If you want to build better relationships between managers and team members, having regular one-on-one meetings helps.
These sync-ups aren’t just to manage the day-to-day work. If you’re spending your one-on-ones only going through tasks, you’re missing an opportunity to use the meeting to help employees thrive.
A one-on-one meeting is a good time to address workplace issues, check-in on performance outside of an annual review, and know what is keeping employees engaged.
There are a variety of ways to set up these meetings. Some leaders prefer to have meetings one on one with each employee every single week. Others prefer a meeting once a quarter or in blocks of time.
Regardless, the result is important: better communication and open lines of dialogue between employees and managers, which leads to a happier, more productive workplace.
To help you create a thoughtful and productive agenda, we’ve created many example meeting agendas that you can use.
The bulk of many of these meeting templates are made of up questions, usually asked by the manager, that help a direct report discuss factors related to career development, performance, professional goals (short term and long term), and other types of conversations that are often skipped.
Question and answer is the standard format for most one-on-one meetings.
Good questions for one-on-one meetings cover how an employee is feeling at work, what their career goals are, and seek feedback about their challenges.
In the one-on-one meeting agenda templates here on this page, you'll find a variety of questions. But in our mega-list of 300+ one-on-one meeting questions, you'll find others, such as:
Some questions in your one-on-ones are there simply to start a conversation. Others are to identify how you can better support each other (managers and direct reports alike).
If you're the direct report in this meeting, here are some ideas for how to answer these kinds of one-on-one meeting questions, such as:
For managers, a one-on-one meeting is also a chance to find out how you are doing, and seek upward feedback to help you be a better leader and mentor. Here are some questions you can ask to that purpose:
Ultimately, the success of your one-on-one meeting comes down to more than simply what questions you ask.
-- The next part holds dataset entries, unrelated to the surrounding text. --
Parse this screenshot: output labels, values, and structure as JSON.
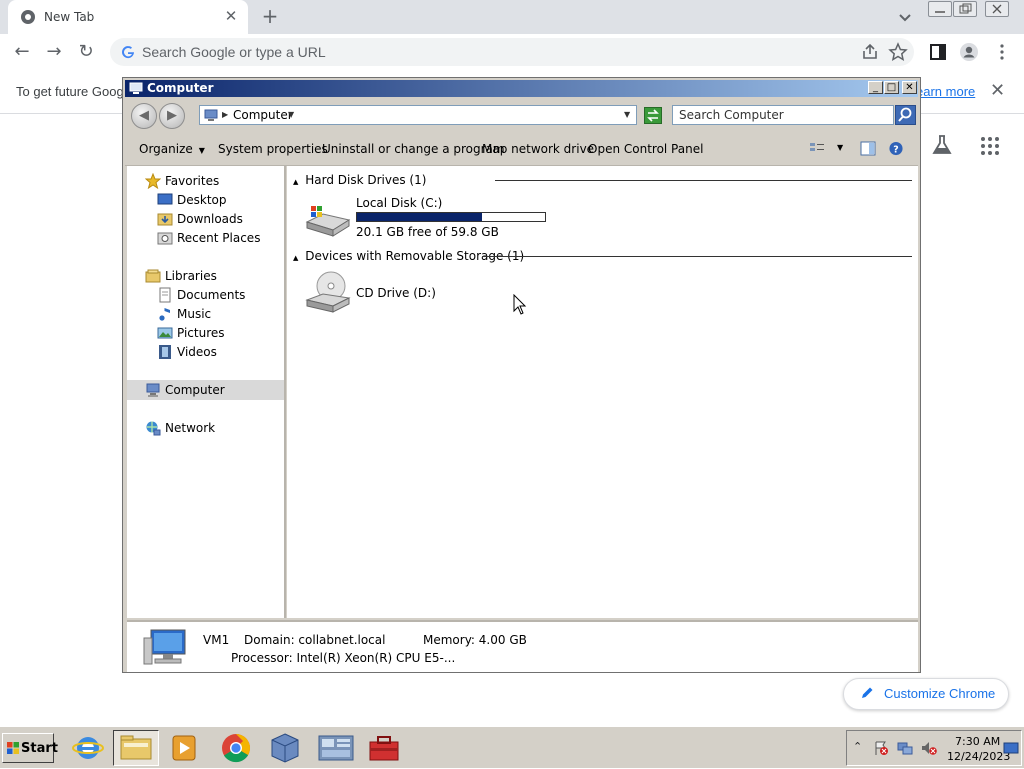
{
  "chrome": {
    "tab_title": "New Tab",
    "new_tab": "+",
    "omnibox_placeholder": "Search Google or type a URL",
    "infobar_text": "To get future Google",
    "infobar_link": "earn more",
    "customize_label": "Customize Chrome"
  },
  "explorer": {
    "title": "Computer",
    "address": "Computer",
    "search_placeholder": "Search Computer",
    "commands": [
      "Organize",
      "System properties",
      "Uninstall or change a program",
      "Map network drive",
      "Open Control Panel"
    ],
    "nav": {
      "favorites": "Favorites",
      "desktop": "Desktop",
      "downloads": "Downloads",
      "recent_places": "Recent Places",
      "libraries": "Libraries",
      "documents": "Documents",
      "music": "Music",
      "pictures": "Pictures",
      "videos": "Videos",
      "computer": "Computer",
      "network": "Network"
    },
    "groups": {
      "hdd": "Hard Disk Drives (1)",
      "removable": "Devices with Removable Storage (1)"
    },
    "drives": {
      "c_name": "Local Disk (C:)",
      "c_free": "20.1 GB free of 59.8 GB",
      "c_used_fraction": 0.664,
      "d_name": "CD Drive (D:)"
    },
    "details": {
      "name": "VM1",
      "domain": "Domain: collabnet.local",
      "memory": "Memory: 4.00 GB",
      "processor": "Processor: Intel(R) Xeon(R) CPU E5-..."
    }
  },
  "taskbar": {
    "start": "Start",
    "time": "7:30 AM",
    "date": "12/24/2023"
  },
  "colors": {
    "titlebar": "#0a246a",
    "drive_bar": "#0a246a",
    "link": "#1a73e8"
  }
}
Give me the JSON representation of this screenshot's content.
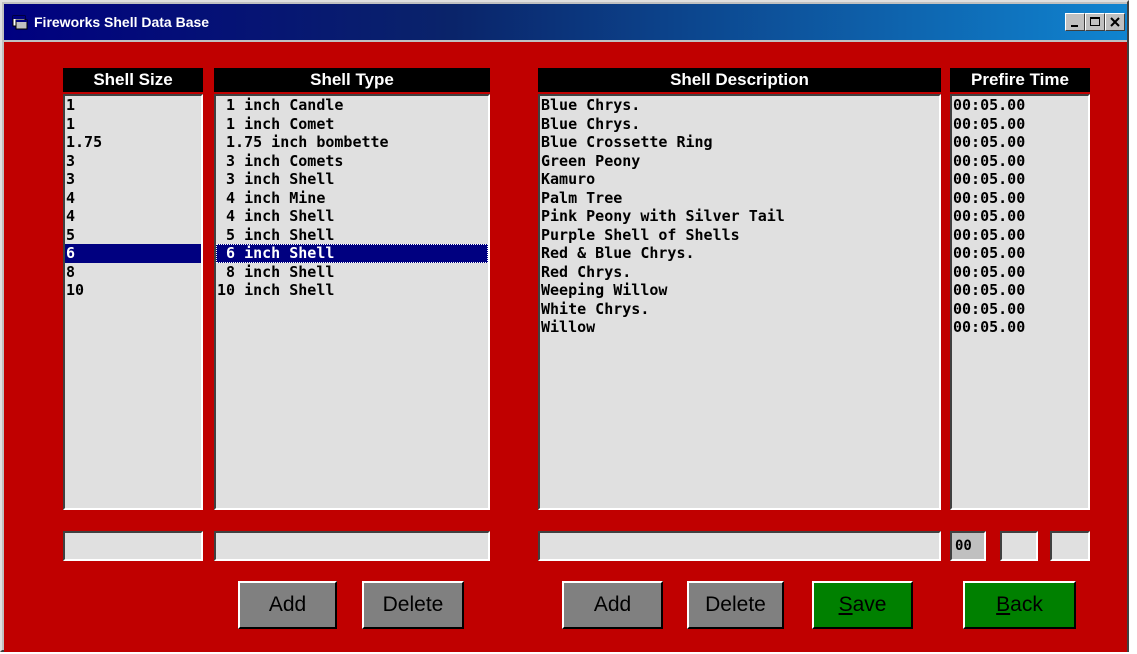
{
  "window": {
    "title": "Fireworks Shell Data Base"
  },
  "colors": {
    "client_bg": "#c00000",
    "list_bg": "#e0e0e0",
    "header_bg": "#000000",
    "selection": "#000080",
    "gray_button": "#808080",
    "green_button": "#008000"
  },
  "headers": {
    "shell_size": "Shell Size",
    "shell_type": "Shell Type",
    "shell_description": "Shell Description",
    "prefire_time": "Prefire Time"
  },
  "lists": {
    "shell_size": [
      "1",
      "1",
      "1.75",
      "3",
      "3",
      "4",
      "4",
      "5",
      "6",
      "8",
      "10"
    ],
    "shell_type": [
      " 1 inch Candle",
      " 1 inch Comet",
      " 1.75 inch bombette",
      " 3 inch Comets",
      " 3 inch Shell",
      " 4 inch Mine",
      " 4 inch Shell",
      " 5 inch Shell",
      " 6 inch Shell",
      " 8 inch Shell",
      "10 inch Shell"
    ],
    "shell_description": [
      "Blue Chrys.",
      "Blue Chrys.",
      "Blue Crossette Ring",
      "Green Peony",
      "Kamuro",
      "Palm Tree",
      "Pink Peony with Silver Tail",
      "Purple Shell of Shells",
      "Red & Blue Chrys.",
      "Red Chrys.",
      "Weeping Willow",
      "White Chrys.",
      "Willow"
    ],
    "prefire_time": [
      "00:05.00",
      "00:05.00",
      "00:05.00",
      "00:05.00",
      "00:05.00",
      "00:05.00",
      "00:05.00",
      "00:05.00",
      "00:05.00",
      "00:05.00",
      "00:05.00",
      "00:05.00",
      "00:05.00"
    ],
    "selected_index": 8
  },
  "inputs": {
    "shell_size": "",
    "shell_type": "",
    "shell_description": "",
    "prefire_minutes": "00",
    "prefire_seconds": "",
    "prefire_hundredths": ""
  },
  "buttons": {
    "type_add": "Add",
    "type_delete": "Delete",
    "desc_add": "Add",
    "desc_delete": "Delete",
    "save_underline": "S",
    "save_rest": "ave",
    "back_underline": "B",
    "back_rest": "ack"
  }
}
It has to do with how well you are communicating with each other and whether you have a strong enough relationship to have tough conversations about workplace issues and performance feedback.
Here are some more tips for how to have a productive and meaningful one-on-one:
Despite the same theme, not all one-on-one’s follow exactly the same agenda template.
The one-on-one meeting agenda can vary based on the roles and relationships of both the manager and the employee, as well as whether the team member is remote. Company culture can be a big factor. It also changes depending on how often the one-on-one meeting is occurring, whether that be weekly, monthly, and so forth.
On this page are sample one-on-one meeting agendas for you to use, copy, or even download as Word Docs or copy as Google Docs.
To download a one-on-one agenda template as a Word doc (.docx) file, click the "Use this template" button. Input your email and the template file will be emailed to you.
The same steps go for copying a one-on-one agenda template as a Google Doc. You'll be emailed a link to a view-only version of the agenda template. To save the template for yourself in Google Docs go to File > Save a Copy.
You can also click "Use this template" to pre-load your free Hugo account with any of the templates on this page. Don't worry, all of our templates are available after you create your Hugo account as well—this is the same library that we provide all of our users inside the Hugo meeting management app.
That's it as far as the one-on-one agenda templates go, although keep scrolling this page to preview all of the templates here.
However, you still need to have your one-on-one. For more tips on having great one-on-one’s, also check out the FAQ at the bottom of this page.